═══ Records for this exercise ═══

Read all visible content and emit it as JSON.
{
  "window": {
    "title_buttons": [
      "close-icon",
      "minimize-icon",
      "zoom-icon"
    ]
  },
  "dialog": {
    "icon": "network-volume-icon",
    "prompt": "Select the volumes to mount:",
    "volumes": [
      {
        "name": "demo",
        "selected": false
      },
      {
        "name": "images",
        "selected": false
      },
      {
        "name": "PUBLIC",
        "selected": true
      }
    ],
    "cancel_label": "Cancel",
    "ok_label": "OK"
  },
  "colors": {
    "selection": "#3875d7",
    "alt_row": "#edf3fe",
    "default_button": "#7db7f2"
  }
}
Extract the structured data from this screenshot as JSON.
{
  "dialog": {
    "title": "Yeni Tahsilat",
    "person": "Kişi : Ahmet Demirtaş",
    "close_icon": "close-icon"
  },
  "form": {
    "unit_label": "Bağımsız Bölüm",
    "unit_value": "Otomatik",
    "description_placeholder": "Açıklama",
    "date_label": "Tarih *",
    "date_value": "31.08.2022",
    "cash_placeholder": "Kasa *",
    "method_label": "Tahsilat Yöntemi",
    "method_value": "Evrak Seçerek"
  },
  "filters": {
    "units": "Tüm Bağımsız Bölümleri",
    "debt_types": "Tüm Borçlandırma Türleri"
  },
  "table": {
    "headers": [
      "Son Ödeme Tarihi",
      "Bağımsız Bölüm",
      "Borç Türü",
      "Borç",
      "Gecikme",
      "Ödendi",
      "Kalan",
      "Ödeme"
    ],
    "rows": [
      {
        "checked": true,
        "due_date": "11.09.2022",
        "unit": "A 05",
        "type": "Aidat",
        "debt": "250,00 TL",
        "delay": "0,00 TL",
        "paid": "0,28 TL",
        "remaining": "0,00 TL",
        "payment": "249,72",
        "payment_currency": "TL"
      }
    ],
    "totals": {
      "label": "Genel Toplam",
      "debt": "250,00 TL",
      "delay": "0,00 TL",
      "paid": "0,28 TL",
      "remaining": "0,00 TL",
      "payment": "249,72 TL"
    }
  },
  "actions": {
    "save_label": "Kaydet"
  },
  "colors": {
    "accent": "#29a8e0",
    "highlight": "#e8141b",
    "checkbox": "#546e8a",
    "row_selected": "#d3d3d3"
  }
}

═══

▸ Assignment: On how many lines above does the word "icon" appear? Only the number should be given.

▸ Result below: 5